_Description of the task_. Find the word "Скорость" in the listing; pull out each line holding it.

Material shown section start

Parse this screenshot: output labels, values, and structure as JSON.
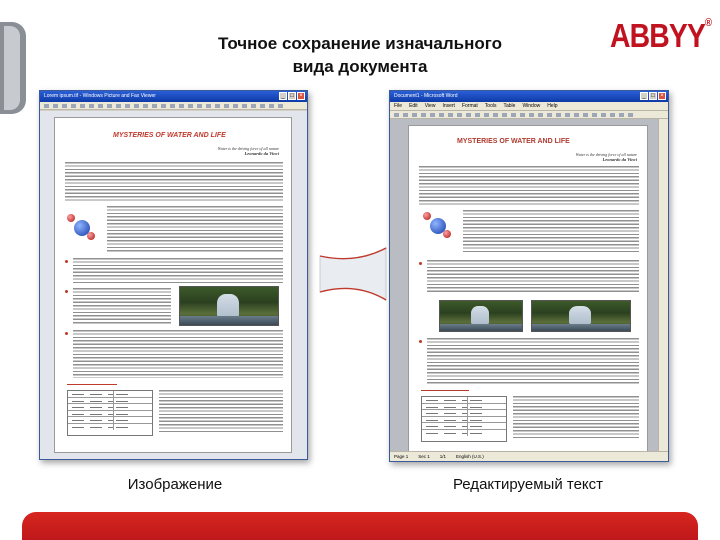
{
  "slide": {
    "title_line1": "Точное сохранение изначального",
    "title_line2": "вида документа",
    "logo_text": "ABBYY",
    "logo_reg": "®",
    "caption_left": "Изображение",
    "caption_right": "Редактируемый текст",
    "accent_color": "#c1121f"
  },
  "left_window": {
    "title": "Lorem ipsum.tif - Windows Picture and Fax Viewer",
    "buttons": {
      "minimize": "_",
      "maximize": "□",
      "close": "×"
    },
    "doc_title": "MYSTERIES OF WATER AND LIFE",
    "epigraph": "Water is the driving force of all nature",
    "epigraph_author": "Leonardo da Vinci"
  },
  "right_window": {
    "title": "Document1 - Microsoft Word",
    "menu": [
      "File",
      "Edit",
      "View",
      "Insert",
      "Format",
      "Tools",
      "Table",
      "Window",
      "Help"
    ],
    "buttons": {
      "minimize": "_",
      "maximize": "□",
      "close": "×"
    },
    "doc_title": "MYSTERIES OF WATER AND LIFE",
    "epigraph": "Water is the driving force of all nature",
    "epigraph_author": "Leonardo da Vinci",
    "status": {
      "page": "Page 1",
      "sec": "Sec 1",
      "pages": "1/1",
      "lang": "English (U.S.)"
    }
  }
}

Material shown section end
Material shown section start

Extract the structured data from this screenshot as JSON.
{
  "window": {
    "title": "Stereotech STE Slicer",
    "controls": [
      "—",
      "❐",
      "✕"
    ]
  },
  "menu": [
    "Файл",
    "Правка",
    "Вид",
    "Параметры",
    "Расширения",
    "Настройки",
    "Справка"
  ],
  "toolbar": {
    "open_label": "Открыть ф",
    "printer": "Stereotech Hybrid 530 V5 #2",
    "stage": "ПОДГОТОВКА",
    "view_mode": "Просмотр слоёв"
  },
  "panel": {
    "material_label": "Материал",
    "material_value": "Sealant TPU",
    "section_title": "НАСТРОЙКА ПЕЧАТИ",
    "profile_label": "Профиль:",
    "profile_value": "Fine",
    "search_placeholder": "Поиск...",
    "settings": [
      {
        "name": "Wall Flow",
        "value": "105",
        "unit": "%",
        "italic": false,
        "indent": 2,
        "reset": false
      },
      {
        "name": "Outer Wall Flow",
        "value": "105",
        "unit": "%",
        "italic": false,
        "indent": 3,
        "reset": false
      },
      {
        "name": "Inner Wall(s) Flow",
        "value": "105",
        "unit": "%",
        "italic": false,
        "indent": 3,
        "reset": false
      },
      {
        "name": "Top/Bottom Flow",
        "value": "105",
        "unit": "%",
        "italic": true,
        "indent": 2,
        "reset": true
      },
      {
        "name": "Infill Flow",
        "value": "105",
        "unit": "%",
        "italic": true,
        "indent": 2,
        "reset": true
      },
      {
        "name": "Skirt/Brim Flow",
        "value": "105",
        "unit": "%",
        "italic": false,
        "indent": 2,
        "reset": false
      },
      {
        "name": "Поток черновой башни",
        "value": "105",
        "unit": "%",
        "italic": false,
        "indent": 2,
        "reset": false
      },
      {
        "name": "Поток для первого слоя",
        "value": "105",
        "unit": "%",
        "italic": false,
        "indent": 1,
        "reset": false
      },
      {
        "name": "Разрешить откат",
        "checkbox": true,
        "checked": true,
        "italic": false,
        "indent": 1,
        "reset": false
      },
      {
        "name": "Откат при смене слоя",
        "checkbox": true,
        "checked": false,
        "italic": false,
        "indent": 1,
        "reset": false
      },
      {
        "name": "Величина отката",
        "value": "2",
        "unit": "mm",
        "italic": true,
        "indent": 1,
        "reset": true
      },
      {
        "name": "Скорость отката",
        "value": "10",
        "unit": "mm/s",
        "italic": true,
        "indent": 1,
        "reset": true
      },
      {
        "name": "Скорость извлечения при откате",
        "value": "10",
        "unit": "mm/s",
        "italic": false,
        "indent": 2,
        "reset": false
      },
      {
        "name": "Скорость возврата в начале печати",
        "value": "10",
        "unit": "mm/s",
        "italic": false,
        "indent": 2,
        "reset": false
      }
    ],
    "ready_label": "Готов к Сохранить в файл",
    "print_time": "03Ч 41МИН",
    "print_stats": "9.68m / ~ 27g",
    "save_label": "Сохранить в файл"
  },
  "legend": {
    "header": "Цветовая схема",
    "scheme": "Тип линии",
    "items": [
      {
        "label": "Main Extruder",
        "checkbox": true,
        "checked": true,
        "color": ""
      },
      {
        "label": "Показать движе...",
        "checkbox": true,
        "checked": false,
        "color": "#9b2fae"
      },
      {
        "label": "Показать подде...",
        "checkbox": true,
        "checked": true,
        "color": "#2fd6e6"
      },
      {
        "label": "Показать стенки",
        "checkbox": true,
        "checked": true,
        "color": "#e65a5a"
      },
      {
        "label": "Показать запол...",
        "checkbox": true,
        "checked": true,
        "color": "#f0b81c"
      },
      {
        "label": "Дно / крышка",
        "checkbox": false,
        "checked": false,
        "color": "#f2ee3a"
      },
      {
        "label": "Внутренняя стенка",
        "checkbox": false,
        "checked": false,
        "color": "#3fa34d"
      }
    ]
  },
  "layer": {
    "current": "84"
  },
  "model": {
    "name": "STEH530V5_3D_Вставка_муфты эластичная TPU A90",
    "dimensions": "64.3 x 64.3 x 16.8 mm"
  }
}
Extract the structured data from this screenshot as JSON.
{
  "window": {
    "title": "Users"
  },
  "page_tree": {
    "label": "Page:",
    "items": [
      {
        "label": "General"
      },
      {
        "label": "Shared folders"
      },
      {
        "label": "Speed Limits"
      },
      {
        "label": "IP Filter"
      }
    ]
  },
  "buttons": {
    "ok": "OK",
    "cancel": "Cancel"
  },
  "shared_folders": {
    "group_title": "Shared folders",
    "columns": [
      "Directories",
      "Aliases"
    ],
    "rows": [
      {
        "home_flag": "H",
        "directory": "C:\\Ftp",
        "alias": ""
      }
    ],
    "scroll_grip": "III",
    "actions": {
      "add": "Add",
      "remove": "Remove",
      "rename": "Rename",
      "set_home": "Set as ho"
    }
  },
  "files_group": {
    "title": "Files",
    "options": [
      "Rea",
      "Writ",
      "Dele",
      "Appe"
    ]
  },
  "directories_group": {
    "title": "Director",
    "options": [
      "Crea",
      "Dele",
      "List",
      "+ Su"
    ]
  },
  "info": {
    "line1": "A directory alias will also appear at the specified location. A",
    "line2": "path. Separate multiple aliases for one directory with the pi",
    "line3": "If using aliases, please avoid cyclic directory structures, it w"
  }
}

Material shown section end
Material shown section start

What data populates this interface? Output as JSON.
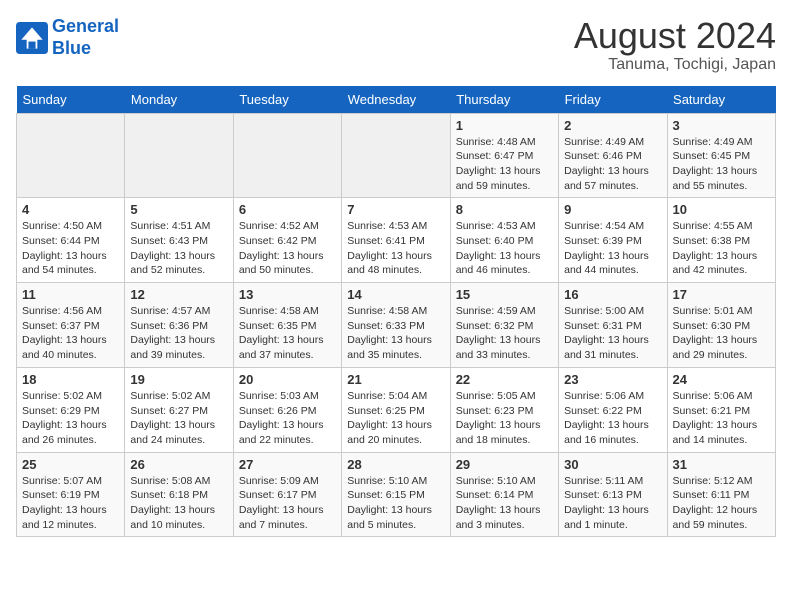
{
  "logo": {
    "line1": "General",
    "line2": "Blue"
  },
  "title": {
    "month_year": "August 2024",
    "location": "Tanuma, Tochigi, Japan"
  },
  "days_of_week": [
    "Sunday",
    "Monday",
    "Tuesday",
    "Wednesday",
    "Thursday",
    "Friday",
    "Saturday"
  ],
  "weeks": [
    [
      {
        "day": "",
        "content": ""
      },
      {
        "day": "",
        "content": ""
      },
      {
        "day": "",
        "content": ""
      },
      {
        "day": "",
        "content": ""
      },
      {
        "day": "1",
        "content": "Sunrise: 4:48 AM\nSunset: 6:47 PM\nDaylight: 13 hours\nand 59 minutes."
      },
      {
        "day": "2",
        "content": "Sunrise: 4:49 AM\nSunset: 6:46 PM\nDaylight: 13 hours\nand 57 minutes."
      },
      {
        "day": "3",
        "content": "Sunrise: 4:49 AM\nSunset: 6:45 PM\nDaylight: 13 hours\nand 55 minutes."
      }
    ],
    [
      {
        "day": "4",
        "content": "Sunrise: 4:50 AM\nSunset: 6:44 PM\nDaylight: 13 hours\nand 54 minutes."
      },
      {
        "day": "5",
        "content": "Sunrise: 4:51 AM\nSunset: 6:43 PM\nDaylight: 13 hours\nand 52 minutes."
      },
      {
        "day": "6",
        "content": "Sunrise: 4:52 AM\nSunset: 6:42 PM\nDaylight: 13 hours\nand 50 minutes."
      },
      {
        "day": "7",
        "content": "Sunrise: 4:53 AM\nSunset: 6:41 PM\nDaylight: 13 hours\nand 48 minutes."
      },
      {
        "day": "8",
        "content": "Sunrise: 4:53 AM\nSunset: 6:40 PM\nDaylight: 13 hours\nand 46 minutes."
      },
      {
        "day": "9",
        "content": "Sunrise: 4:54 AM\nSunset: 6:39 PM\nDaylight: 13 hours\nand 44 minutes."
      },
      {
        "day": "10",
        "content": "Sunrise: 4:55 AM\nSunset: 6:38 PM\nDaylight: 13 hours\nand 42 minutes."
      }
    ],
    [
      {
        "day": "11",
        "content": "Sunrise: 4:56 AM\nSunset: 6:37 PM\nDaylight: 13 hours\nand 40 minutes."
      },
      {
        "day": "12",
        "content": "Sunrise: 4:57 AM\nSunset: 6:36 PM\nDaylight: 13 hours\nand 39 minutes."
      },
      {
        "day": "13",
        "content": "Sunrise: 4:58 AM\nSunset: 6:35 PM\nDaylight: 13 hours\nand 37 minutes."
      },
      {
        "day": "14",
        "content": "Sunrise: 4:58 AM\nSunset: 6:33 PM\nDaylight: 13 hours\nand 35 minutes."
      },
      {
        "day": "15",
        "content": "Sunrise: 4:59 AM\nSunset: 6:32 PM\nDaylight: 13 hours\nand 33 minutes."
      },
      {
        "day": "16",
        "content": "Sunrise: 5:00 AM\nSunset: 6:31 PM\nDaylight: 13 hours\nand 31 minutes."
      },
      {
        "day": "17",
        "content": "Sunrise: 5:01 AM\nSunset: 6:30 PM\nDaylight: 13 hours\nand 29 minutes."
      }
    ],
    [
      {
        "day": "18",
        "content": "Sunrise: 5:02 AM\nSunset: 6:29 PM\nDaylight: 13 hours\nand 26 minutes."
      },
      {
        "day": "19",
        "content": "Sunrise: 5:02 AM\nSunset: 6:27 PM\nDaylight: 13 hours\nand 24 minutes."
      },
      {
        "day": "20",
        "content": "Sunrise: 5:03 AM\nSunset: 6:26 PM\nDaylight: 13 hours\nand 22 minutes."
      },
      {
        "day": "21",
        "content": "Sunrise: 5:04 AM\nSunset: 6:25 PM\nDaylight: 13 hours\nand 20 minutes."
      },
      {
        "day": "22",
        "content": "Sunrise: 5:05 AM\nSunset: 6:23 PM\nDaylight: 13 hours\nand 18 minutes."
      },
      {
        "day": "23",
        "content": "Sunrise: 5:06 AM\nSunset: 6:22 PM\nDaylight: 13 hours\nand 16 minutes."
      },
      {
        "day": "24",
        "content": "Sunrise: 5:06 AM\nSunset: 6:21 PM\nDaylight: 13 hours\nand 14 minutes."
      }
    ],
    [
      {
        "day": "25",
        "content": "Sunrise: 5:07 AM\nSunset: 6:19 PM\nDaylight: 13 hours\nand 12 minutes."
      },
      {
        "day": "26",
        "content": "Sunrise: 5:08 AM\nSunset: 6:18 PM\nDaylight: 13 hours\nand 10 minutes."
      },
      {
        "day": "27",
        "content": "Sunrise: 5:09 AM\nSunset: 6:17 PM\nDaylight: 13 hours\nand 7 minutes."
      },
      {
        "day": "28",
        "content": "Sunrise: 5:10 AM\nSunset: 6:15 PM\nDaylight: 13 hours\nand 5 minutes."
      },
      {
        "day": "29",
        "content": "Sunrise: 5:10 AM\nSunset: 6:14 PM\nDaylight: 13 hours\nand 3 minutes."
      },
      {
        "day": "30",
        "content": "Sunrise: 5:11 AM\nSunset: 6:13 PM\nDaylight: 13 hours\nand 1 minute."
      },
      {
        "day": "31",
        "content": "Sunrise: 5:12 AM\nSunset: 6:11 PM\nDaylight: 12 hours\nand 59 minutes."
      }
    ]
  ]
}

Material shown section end

_Answer for this exercise_.
        "name": "Скорость отката",
        "name": "Скорость извлечения при откате",
        "name": "Скорость возврата в начале печати",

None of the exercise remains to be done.